While the NewFronts are traditionally about content, the Covid lockdown means that no one knows for sure when most new shows will be available, hence the focus on data driven ad solutions this year. Which, given the massive advantage that digitally delivered television has in that area, was not necessarily a bad move.
I had the pleasure of co-hosting the first day of the NewFronts along with Scott Rogowsky of HQ Trivia fame (who am I happy to report is actually a great guy and was very interested in the business angle of television.)
That meant I was there from the start of Day One of the virtual event all the way through the Hulu presentation on their site.
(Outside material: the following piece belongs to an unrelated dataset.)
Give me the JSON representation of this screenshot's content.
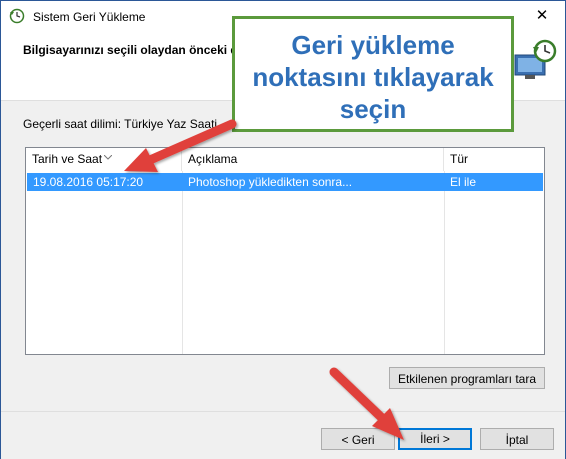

Frequency Capping: Given that bingeing is a hallmark of streaming, the fact that viewers are often served up the same ads over and over and over is often a problem. This is made even worse when viewers see the ads on linear TV and then see them again on OTT.
To remedy this, Tubi introduced a tool that scans the video in ads so that the same ads are not run multiple times. While this sounds counterintuitive to anyone familiar with traditional TV buying, it’s necessary with streaming services whose inventory often comes from a number of programmatic vendors (DSPs) and where said vendors may use different naming devices for the same spots, hence the inadvertent duplication.
Tubi’s play benefits the consumer as well as vendors who buy directly from Tubi’s ad sales team (at present it is only available to those advertisers) as it can increase reach anywhere from 200% to 300%.
Addressability and The Hammer And The Dance: The Hammer and the Dance is the more lyrical name given to the reality that states will be opening up and then clamping down over the next year, often in a thoroughly unpredictable manner and, as such, brands will want to be able to send the right ads to the right households based on current situation at their location.
Roku addressed this head on, talking about stats they’d collected in lockdown and promising much greater flexibility on ad buys made during the NewFronts. For example, Roku will allow brands to make a national buy zip code targeted if conditions in a specific geo change. They will also give brands full refunds on cancellations with just 14 days notice (versus linear where, even with 60 days notice, you traditionally just get a 50% refund) along with the ability to swap ads from different sub-brands within the same company.
Interactivity: Crackle is introducing True[X]’s interactive ad format that gives viewers the opportunity to interact with an ad at the beginning of a show in exchange for getting to watch the rest of the show ad-free.
In a similar interactive vein, Hulu, which was where the aforementioned True[X] format first launched, announced their much-anticipated new GatewayGo ad format, which allows for actual t-commerce. Viewers will see a screen after the ad where they can request a special offer from the advertiser via text or email.
Bonus move, of course, is that the advertiser and Hulu ge to track how many people were interested enough to request the special offer, along with all sorts of (anonymized) data about the requesters.
ACR Data: Nielsen’s David Kenney, whose company owns ACR vendor Gracenote, noted, in response to a question from Rogowsky, that in his opinion, ACR data was most definitely a big part of the future of TV measurement.
The value of ACR data was further driven home by Samsung Ads, which played up its access to the largest singe set of ACR data as a source of both viewing insights and ad targeting on Samsung’s TV OS-based ad platform.
Samsung’s participation was notable too in that it served to highlight another trend–TV OEMs like Samsung and VIZIO taking control of their ad-supported inventory in a way that challenges streaming device manufacturers like Roku and Amazon.
Outcomes-Based Measurement: Roku announced that it would be doubling down on outcomes-based measurement (actually tracking what viewers do after seeing a commercial), highlighting a deal it had with supermarket chain Kroger, that tracked sales lift in areas where ads were running on Roku.
Premium Content: One of the biggest slams we hear about Roku is that buyers feel that they are never sure where their programmatically bought ads will wind up–on a top tier platform or on one of the hundreds of smaller channels in the Roku ecosystem.
To remedy this, Roku is introducing something called Roku Reserve, which is not an estate-bottled Cabernet Sauvignon, but rather a way to guarantee that your ads will only wind up on one of the top 1% of all Roku channels.
It’s a way for them to compete with YouTube Premium and Facebook Reserve while touting the fact that with Roku, the ad is likely to be seen on an actual television set, not a mobile phone or laptop.
Pet Costumes: There was a trivia question about pet costumes, sponsored by Roundel, Target’s ad agency.
It seems that Americans spent $490 million on pet costumes in 2019.
Which, hands down, was the most surprising thing I learned all day.
As for streaming services leaning into their data advantage, that was less surprising, but still noteworthy and I think we will see a lot more of it in terms of ad targeting, frequency capping, reach extension, ACR and outcome-based measurement, and, above all, more addressable options.
PS: When the producer tells you that you are going to be sitting in the same chair for over three hours, so make sure it’s a comfortable chair…believe them.